A lottery is a game in which people pay money for tickets, or “stakes,” and then hope to win a prize based on the number of numbers or symbols they match. People have used lotteries for centuries to raise money for private and public ventures, from town walls to wars. In colonial America, it was a major source of funding for schools, colleges, canals, roads, and even the first permanent British settlement in Virginia.
It might seem counterintuitive that lottery players are staking so much money on such improbable outcomes, but there is an inextricable human urge to gamble. And that’s exactly the way lotteries market themselves—as games with an improbable chance of yielding big payouts. Billboards for the Mega Millions and Powerball jackpots, or even smaller local prizes like units in a new apartment complex or kindergarten placements at a good public school, are designed to appeal to that gambling instinct.
But while it’s true that many lottery participants are gamblers, some are not. Those who play regularly and spend significant portions of their incomes on tickets can become addicted to the rush that comes from the anticipation and hope that they might be the one to hit the jackpot. They might also start to feel as if they can’t afford not to play, even though the odds of winning are extremely long.
The idea of using random drawing to determine ownership or other rights is recorded in ancient documents, and lotteries began to take hold in Europe during the 15th century. The lottery became a popular way to raise money for towns, wars, and other public projects in the 1740s, and it became more common in colonial America. It played a key role in financing public works projects, including towns and canals, as well as the foundation of Columbia University and Princeton University.
Regardless of whether someone is betting on the mega-sized jackpots or trying to pick the next winning Powerball numbers, there are some things that everyone should know about the lottery. A few basic rules can help them avoid making costly mistakes and get the most out of their ticket purchase.
One important rule is to keep track of the date and time of the drawing. It’s easy to forget, so it’s best to write down the date and double-check it after each drawing.
Another is to choose numbers that are not repeated. This is called a random sample and it’s the same method that scientists use to conduct randomized experiments and blinded trials. For example, if you buy Quick Picks, which are pre-selected numbers, you have a better chance of winning if you stick to numbers that are rarely picked. It’s a good idea to avoid picking numbers that are significant to you or your family, such as birthdays or ages.
The final key rule is to check the prize amount against the odds.

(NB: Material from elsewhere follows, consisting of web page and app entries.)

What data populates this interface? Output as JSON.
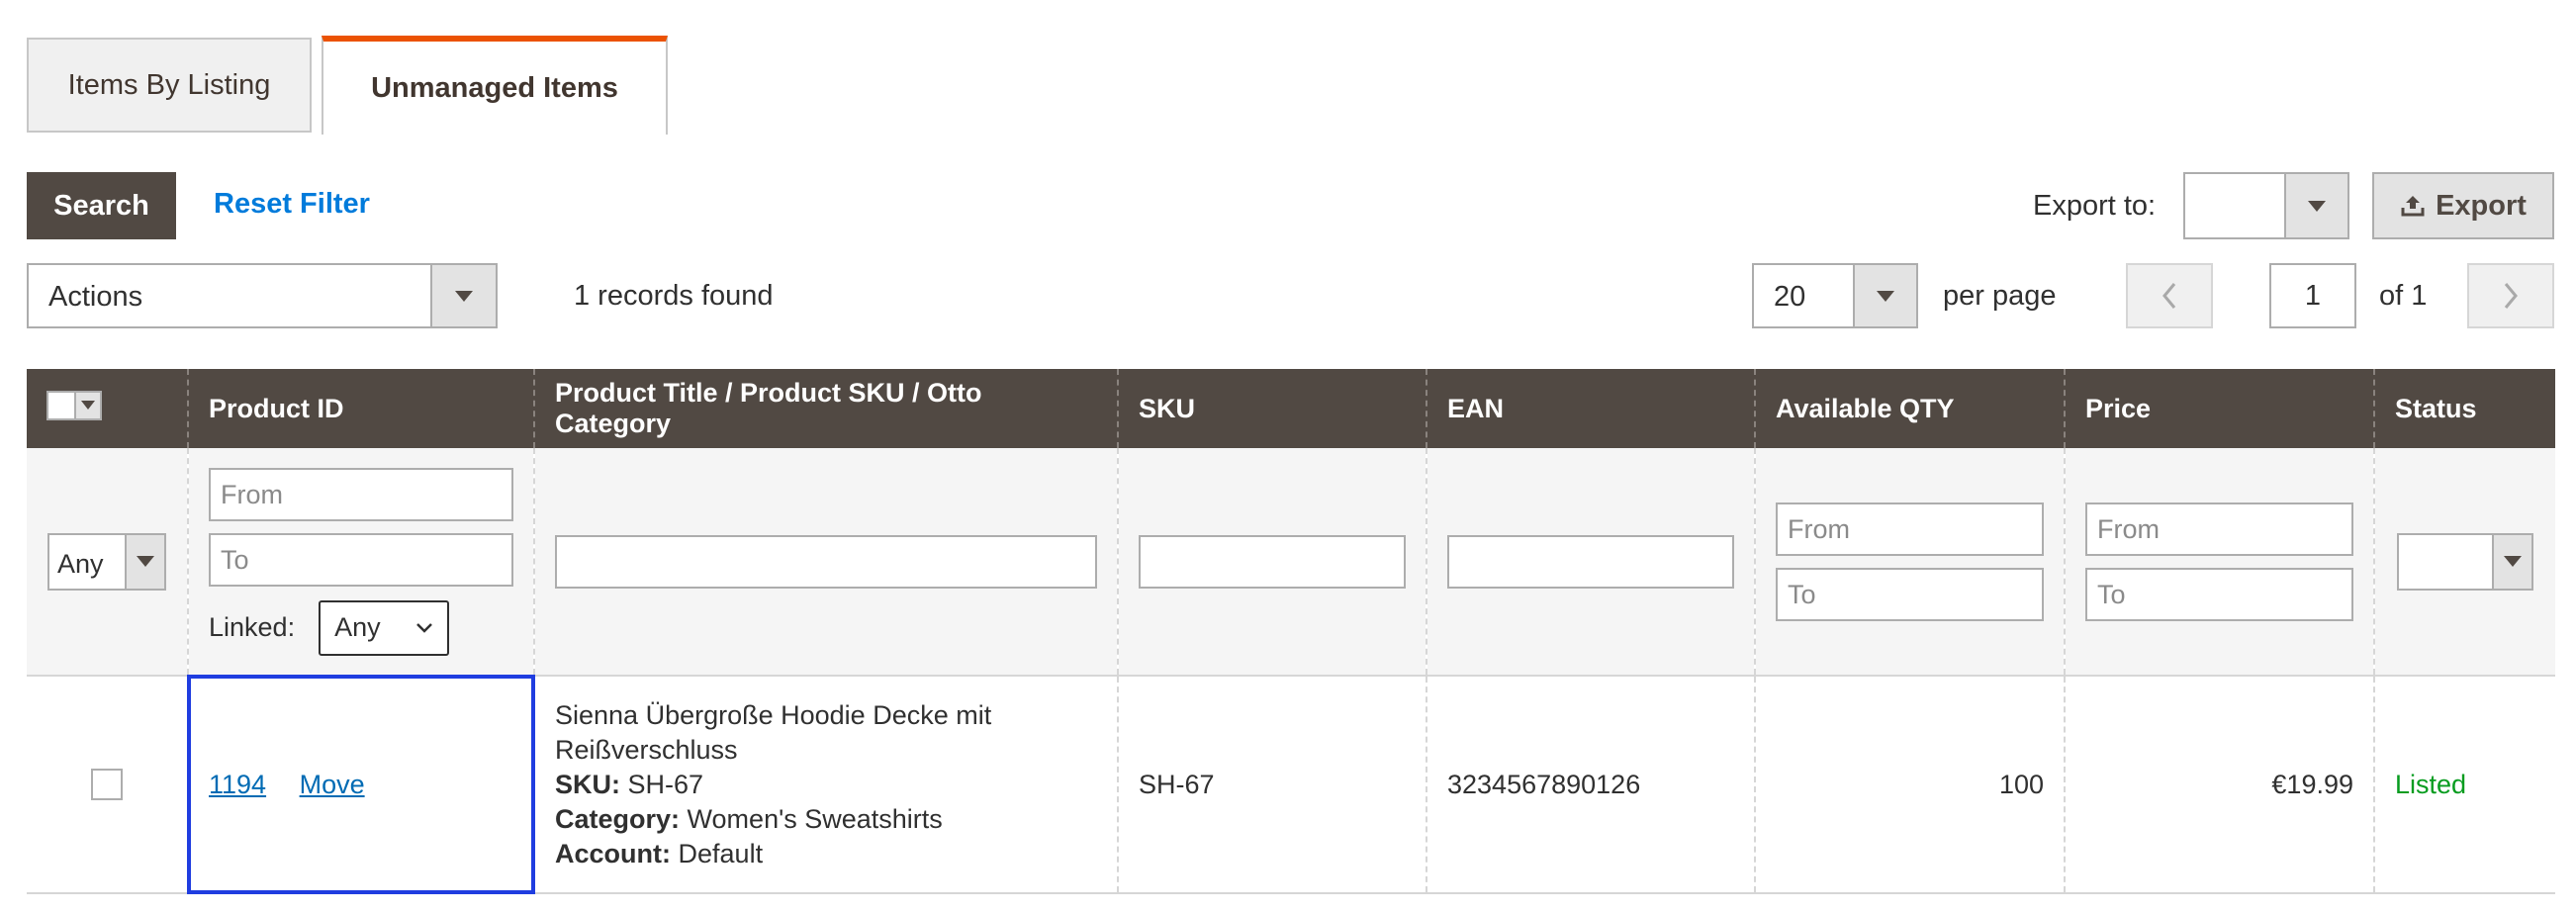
{
  "tabs": [
    {
      "label": "Items By Listing",
      "active": false
    },
    {
      "label": "Unmanaged Items",
      "active": true
    }
  ],
  "toolbar": {
    "search_label": "Search",
    "reset_label": "Reset Filter",
    "export_to_label": "Export to:",
    "export_select_value": "",
    "export_label": "Export",
    "actions_value": "Actions",
    "records_found": "1 records found",
    "per_page_value": "20",
    "per_page_label": "per page",
    "current_page": "1",
    "of_pages": "of 1"
  },
  "grid": {
    "columns": [
      "Product ID",
      "Product Title / Product SKU / Otto Category",
      "SKU",
      "EAN",
      "Available QTY",
      "Price",
      "Status"
    ],
    "filters": {
      "mass_select_value": "Any",
      "product_id_from_placeholder": "From",
      "product_id_to_placeholder": "To",
      "linked_label": "Linked:",
      "linked_value": "Any",
      "qty_from_placeholder": "From",
      "qty_to_placeholder": "To",
      "price_from_placeholder": "From",
      "price_to_placeholder": "To",
      "status_value": ""
    },
    "rows": [
      {
        "product_id": "1194",
        "move_label": "Move",
        "title_line1": "Sienna Übergroße Hoodie Decke mit",
        "title_line2": "Reißverschluss",
        "sku_label": "SKU:",
        "sku_value": "SH-67",
        "category_label": "Category:",
        "category_value": "Women's Sweatshirts",
        "account_label": "Account:",
        "account_value": "Default",
        "sku": "SH-67",
        "ean": "3234567890126",
        "qty": "100",
        "price": "€19.99",
        "status": "Listed"
      }
    ]
  },
  "colors": {
    "header_bg": "#514943",
    "accent_tab": "#eb5202",
    "link": "#007bdb",
    "status_listed": "#079c1f",
    "highlight": "#1f3de0"
  }
}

If the prize is too small, it won’t attract enough players to justify paying the entrance fee. On the other hand, if the prize is too large, it will be a long time before anyone wins.